  • If your Android app uses extended authenticity, it cannot use the multiple APK feature of Google Play. See Multiple APK Support for more information about the multiple APK feature.
To enable extended authenticity checking, you must deploy a modified .wlapp file, instead of the original .wlapp file that is generated by the build process. To obtain the modified .wlapp file, use one of the following two facilities:
  • The enable-extended-authenticity command of the wladm Ant task, as described in Commands for apps.
  • The enable extended-authenticity command of the wladm program, as described in Commands for apps.
You need to specify the following files as inputs for those commands:
  • The .wlapp file, from the bin folder of your MobileFirst project.
  • The mobile application file for the device, that is:
    • For the iPhone, iPad, iOS native environments: the corresponding .ipa file. If your application must support both 32-bit and 64-bit execution, provide a single .ipa file that includes both 32-bit and 64-bit code.
    • For the Android and Android native environments: the corresponding .apk file.
      Note: The .apk file must be signed. For more information, see Signing Your Applications.
    • For the Windows Phone Silverlight 8 environment: the corresponding .xap file. If you build your application for ARM and x86 architectures, the .xap file to use for production deployment is the one for the ARM architecture; the .xap file for the x86 architecture is for use in emulators only.
      Note: If an application is built in Release mode and runs on a physical device, the .xap file of the application must be signed with a certificate to be able to connect to the MobileFirst Server. The resulting .xap file must be provided as the input to the wladm tool after the binaries are signed. For more information about signing enterprise apps, see Preparing company apps for distribution for Windows Phone.
    • For the Windows 8 Universal (including Windows Phone 8 Universal), Windows 8 Universal native, and Windows Phone 8 Universal native environments: the corresponding .appx file or the .appx file from a bundle.
The resulting, modified .wlapp file is the file that you deploy to the MobileFirst Server.
  • The extended application authenticity mechanism demands that there is a dedicated version of the .wlapp file per each version of the native app. Before you distribute a new version of the mobile application file (.ipa, .apk, .appx, or .xap), you must perform the following actions:
    1. Update the application version number in the application-descriptor.xml file.
    2. Rebuild to create a new .wlapp file.
    3. Run one of the commands described previously to enable authenticity checking on the production-ready .ipa, .apk, .appx, or .xap file and the new .wlapp file.
    4. Deploy the .wlapp file produced in step 3 to the MobileFirst Server.

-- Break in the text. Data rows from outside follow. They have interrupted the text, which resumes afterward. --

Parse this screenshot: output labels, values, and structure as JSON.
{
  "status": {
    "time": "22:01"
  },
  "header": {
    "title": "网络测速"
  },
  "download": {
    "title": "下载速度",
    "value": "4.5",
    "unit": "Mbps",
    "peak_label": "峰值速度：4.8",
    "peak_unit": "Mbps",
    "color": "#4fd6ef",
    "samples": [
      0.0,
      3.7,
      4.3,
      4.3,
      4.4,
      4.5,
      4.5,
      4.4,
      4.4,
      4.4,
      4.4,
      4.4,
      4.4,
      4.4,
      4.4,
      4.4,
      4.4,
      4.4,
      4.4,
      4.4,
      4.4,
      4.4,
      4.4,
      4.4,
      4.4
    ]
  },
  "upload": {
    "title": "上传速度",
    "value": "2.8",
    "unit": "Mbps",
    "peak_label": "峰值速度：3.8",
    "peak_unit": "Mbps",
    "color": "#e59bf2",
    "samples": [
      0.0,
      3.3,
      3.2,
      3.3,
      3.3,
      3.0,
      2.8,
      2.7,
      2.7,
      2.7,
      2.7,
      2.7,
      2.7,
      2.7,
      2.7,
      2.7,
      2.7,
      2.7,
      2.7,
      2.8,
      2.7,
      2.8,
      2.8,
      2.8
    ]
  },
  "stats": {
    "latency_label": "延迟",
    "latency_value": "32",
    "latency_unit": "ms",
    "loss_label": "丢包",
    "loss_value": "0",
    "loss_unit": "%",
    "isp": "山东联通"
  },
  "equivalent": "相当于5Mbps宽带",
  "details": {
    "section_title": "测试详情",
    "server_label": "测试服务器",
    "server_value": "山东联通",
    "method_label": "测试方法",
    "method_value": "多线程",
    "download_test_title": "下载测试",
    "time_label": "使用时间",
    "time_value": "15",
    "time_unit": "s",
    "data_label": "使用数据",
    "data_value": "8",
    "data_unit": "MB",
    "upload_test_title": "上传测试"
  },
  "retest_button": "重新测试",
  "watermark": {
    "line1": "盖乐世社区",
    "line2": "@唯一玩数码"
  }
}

Disabling extended authenticity checking

To revert from extended authenticity checking to basic authenticity checking, deploy the original .wlapp file to the MobileFirst Server, for each of the wanted environments.

Enabling extended authenticity checking for apps that undergo app thinning

App thinning was introduced by Apple in iOS 9 for apps that are compiled with Xcode 7. App thinning reduces the size of files that are downloaded from the App Store. The feature might affect the extended authenticity features of IBM MobileFirst™ Platform Foundation apps because the binary file in the App Store might differ from the one that is downloaded to the client device.

Starting with the latest interim fix of IBM MobileFirst Platform Foundation V7.1.0, the new ipa file that you upload to the App Store can take advantage of app thinning, without influencing extended authenticity. To enable this capability, you must perform the following actions:

  1. Configure the original .wlapp file by using the enable-extended-authenticity command of the wladm program, as described earlier in this page.
  2. Deploy the .wlapp file to the server for testing.
Note: App thinning does not take place in apps that were developed using earlier versions of iOS and Xcode.